| . . . | * * . | . . . |

| . . . | . . . | . . . |

+-------+-------+-------+

| . . . | * * . | . . . |

| . . . | . . . | . . . |

| . . . | . . . | . . . |

+-------+-------+-------+

| . . . | . . . | . . . |

| . * . | . . . | . * . |

| . * . | . . . | . * . |

+-------+-------+-------+

Also not interesting.

9 is a little more interesting:

- Code: Select all
`+-------+-------+-------+`

| . . . | . . * | . * . |

| . . . | . . * | . . * |

| . . . | . . . | . . . |

+-------+-------+-------+

| . . . | . * . | . * . |

| . . . | . . . | . . . |

| . . . | . * . | . . * |

+-------+-------+-------+

| . . . | . . . | . . . |

| . . * | * . . | . . . |

| . . * | * . . | . . . |

+-------+-------+-------+

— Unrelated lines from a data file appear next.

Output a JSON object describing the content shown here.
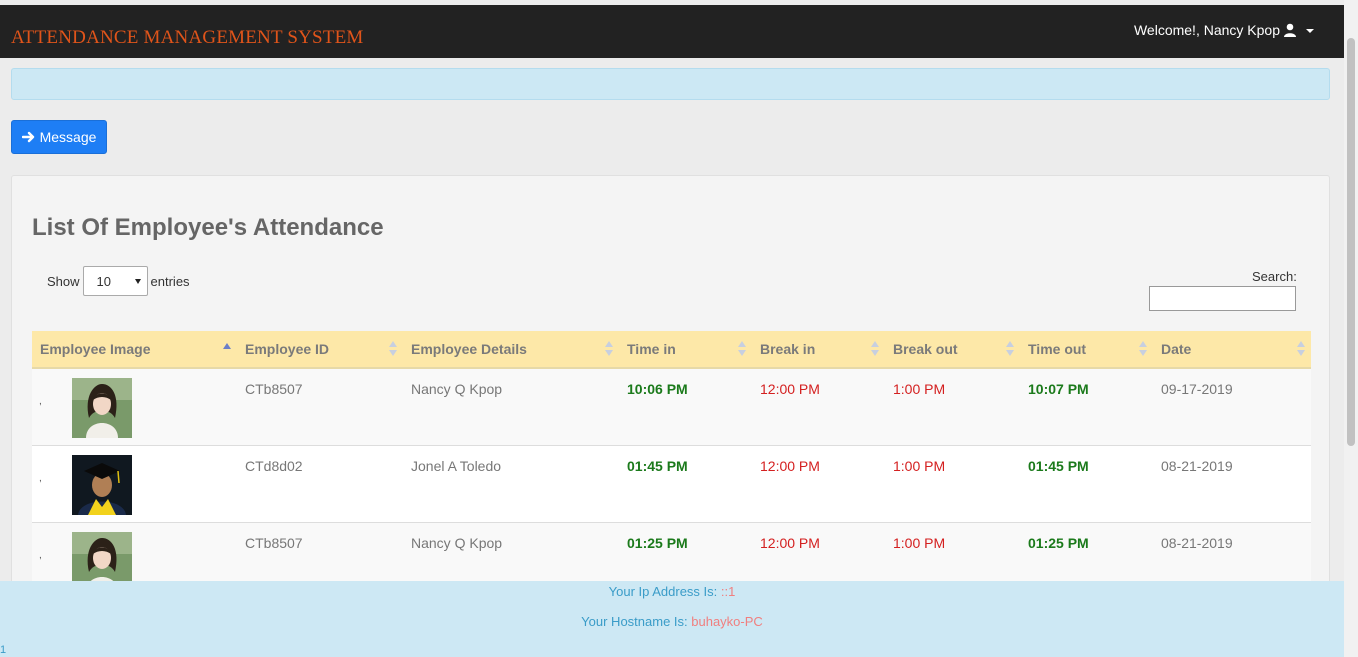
{
  "header": {
    "brand": "ATTENDANCE MANAGEMENT SYSTEM",
    "welcome": "Welcome!, Nancy Kpop"
  },
  "actions": {
    "message_label": "Message"
  },
  "panel": {
    "title": "List Of Employee's Attendance",
    "show_label": "Show",
    "entries_value": "10",
    "entries_label": "entries",
    "search_label": "Search:",
    "search_value": ""
  },
  "table": {
    "columns": [
      "Employee Image",
      "Employee ID",
      "Employee Details",
      "Time in",
      "Break in",
      "Break out",
      "Time out",
      "Date"
    ],
    "rows": [
      {
        "marker": ",",
        "photo": "female-portrait",
        "id": "CTb8507",
        "details": "Nancy Q Kpop",
        "time_in": "10:06 PM",
        "break_in": "12:00 PM",
        "break_out": "1:00 PM",
        "time_out": "10:07 PM",
        "date": "09-17-2019"
      },
      {
        "marker": ",",
        "photo": "graduate-portrait",
        "id": "CTd8d02",
        "details": "Jonel A Toledo",
        "time_in": "01:45 PM",
        "break_in": "12:00 PM",
        "break_out": "1:00 PM",
        "time_out": "01:45 PM",
        "date": "08-21-2019"
      },
      {
        "marker": ",",
        "photo": "female-portrait",
        "id": "CTb8507",
        "details": "Nancy Q Kpop",
        "time_in": "01:25 PM",
        "break_in": "12:00 PM",
        "break_out": "1:00 PM",
        "time_out": "01:25 PM",
        "date": "08-21-2019"
      }
    ]
  },
  "footer": {
    "ip_label": "Your Ip Address Is:",
    "ip_value": "::1",
    "host_label": "Your Hostname Is:",
    "host_value": "buhayko-PC",
    "counter": "1"
  },
  "colors": {
    "brand": "#e0541a",
    "time_ok": "#1b7a1b",
    "break": "#d42020",
    "header_bg": "#fde8a8",
    "button": "#1e7ef5"
  }
}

but only B36 are of Type C. Not enough. That leaves candidates 3 and 4.

For candidate 4, the unsolved cells are:

- Code: Select all
`+-------+-------+-------+`

| . . . | . . . | . . . |

| . . . | . . * | . . * |

| . . . | . * . | * . . |

+-------+-------+-------+

| . . . | . . . | * * . |

| . . . | * * . | . . . |

| . . . | . . . | . . . |

+-------+-------+-------+

| . . . | . . . | . . . |

| . . . | * . * | . * . |

| . . . | * . . | . * * |

+-------+-------+-------+

Here is the point! Blocks 2389 are the only ones of Type C for candidate 4. The strong links for a skyscraper or kite must start or end in these blocks! (And, they are there!)

For the unsolved cells in candidate 3:

- Code: Select all
`+-------+-------+-------+`

| . . . | . . * | . * . |

| . . . | . . . | . . . |

| . . . | . * . | * . . |

+-------+-------+-------+

| . . . | * * . | * * . |

| . . . | . . . | . . . |

| . . . | . * . | . . * |

+-------+-------+-------+

| . . . | . . . | . . . |

| . . . | * . * | . * . |

| . . . | * . . | . * * |

+-------+-------+-------+

All of these blocks are type C and, sure enough, the skyscrapers are lurking!

I use this technique to solve moderately hard puzzles without pencil marks. For any candidate, look for the type C blocks. If there are four, arrayed in a rectangle, look for strong links. If not, move on.

With a little bit of practice, you can do this without pencil marks. If you use pencil marks, this observation on "Type C" blocks will still help you. If you

are a computer programmer, this is probably of no use at all.

Keith